It was one of those mornings that just begged for a do-over. I had intended to accompany FT to this important appointment, but a relatively mild cold I've tolerated for the past week suddenly exploded in intensity, and I woke up with a raging fever and sore throat; there was no way I could go along. Then, about five minutes into FT's journey through town and toward the freeway our normally reliable Jeep began stalling whenever she slowed the car to a stop, so she was forced to turn around and carefully drive back home to switch vehicles.
I didn't see her for several hours. Part of the plan that day was for her to come home by way of our church and help train a new volunteer on our database system; then she was going to stay for a council meeting in the evening. But a snowstorm began to build in the afternoon, and FT finally decided that it was unwise to try and navigate through the bad weather in the Prius.
By this time I was not only sick but anxious because of the increasingly bad roads, so I was relieved to see the Prius turn into our driveway. And I'd only gotten a short-form version of how the consult went over the phone, so I was eager to hear the details of the exam.
Here's the story: The good news is that the surgeon is recommending a less invasive, less dangerous operation than what was originally described to us; rather than attempting to replace the joint, he is going to realign the joint to reduce the bone-on-bone discomfort. More good news is that, while not a common surgery, this surgeon has done it enough times to be fairly confident that it will relieve FT's pain for an extended period of time.
The bad news? The benefits of the surgery won't last forever. Preparation for the surgery involves several weeks' use of a new quartet of medicines, including steroids -- something FT hates and has resisted taking in the past because of prior bad experiences -- a bite splint and a host of lifestyle restrictions. Post-surgery FT will have to have her jaws wired for six weeks. And if for some reason this surgery is not successful, the alternative -- a scary procedure -- only has a 20 percent success rate, and a high degree of danger.
FT came home exhausted, jaw pounding in pain, from her two-hour exam -- and from trying to process all the information that the surgeon had given her. I was still feverish and miserable but also trying very hard to understand exactly what this proposed surgery will entail, both in terms of the procedure itself and the necessary aftercare.
It made for a pensive evening.
FT has had so many surgeries for her RA-eaten joints that we jokingly refer to her as the Bionic Woman.
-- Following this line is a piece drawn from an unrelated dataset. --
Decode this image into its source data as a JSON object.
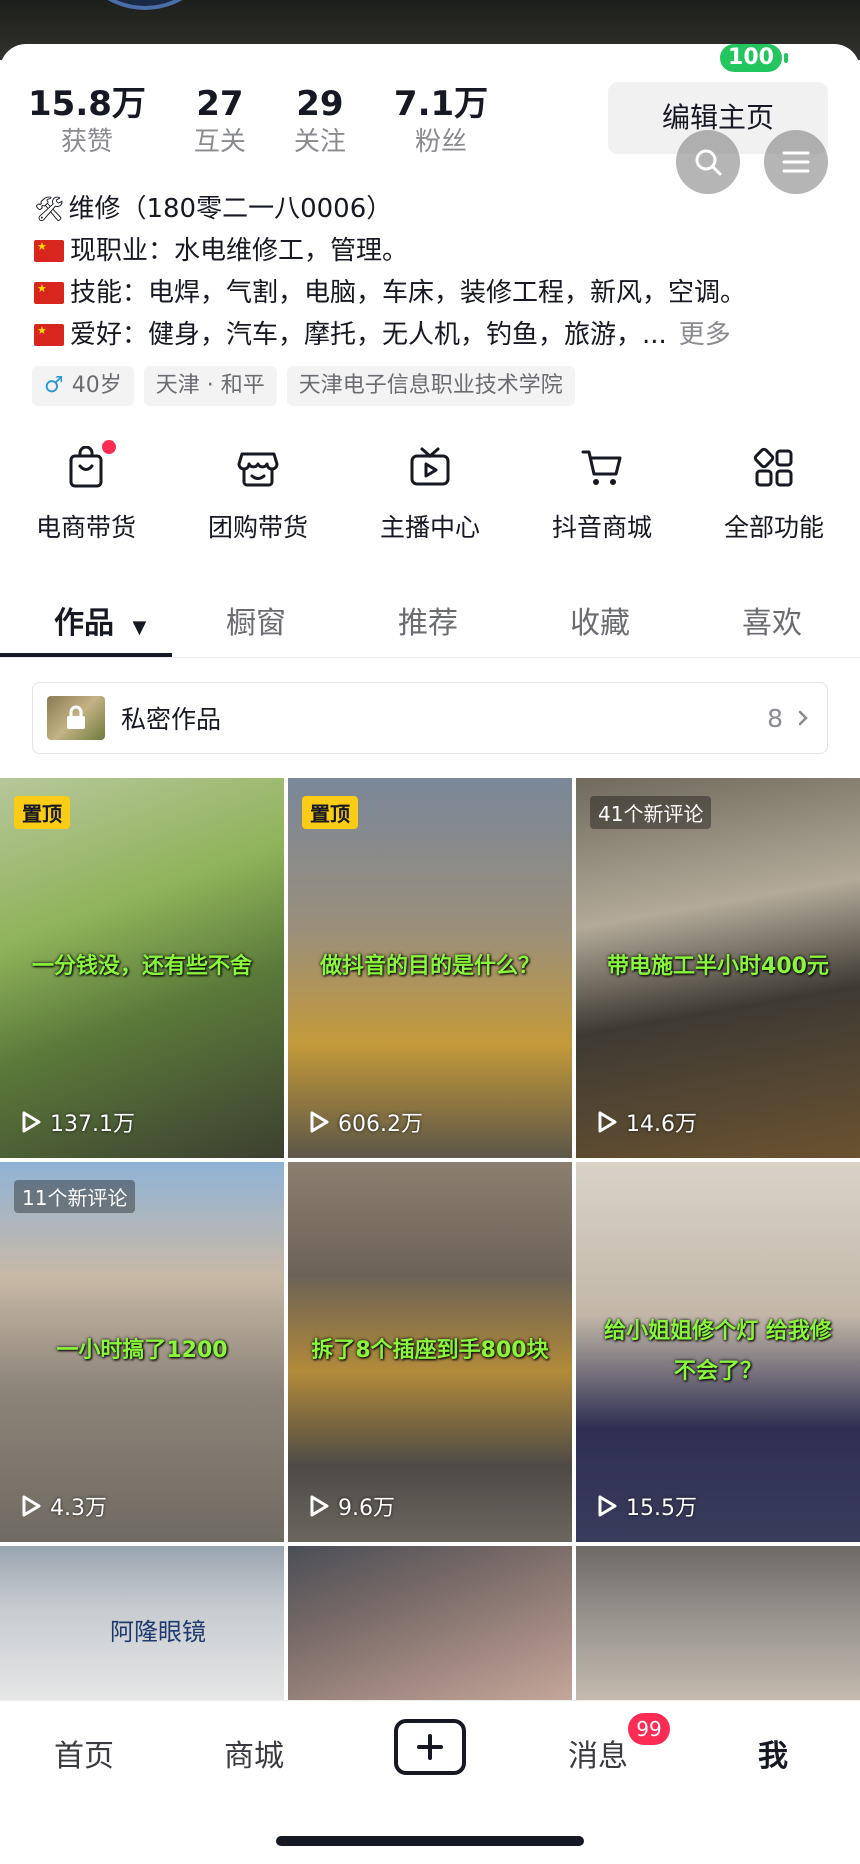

Her degree of pain makes her so miserable on any given day -- her jaw swells noticeably, making it difficult for her to speak clearly -- that saying yes to something that may end that pain for at least several years, is not that difficult a decision to make.
But I worry. And I feel bad that FT -- who's already had so many joint replacements that we jokingly refer to her as the Bionic Woman -- has to go under the knife yet again. I know our life together has been blessed immeasurably these past going on five years...but there's always an undercurrent of sadness for the pain she's suffered and anxiety over the future. If this is, as Luther saw our life partnerships, a school for character, then we must be in graduate school.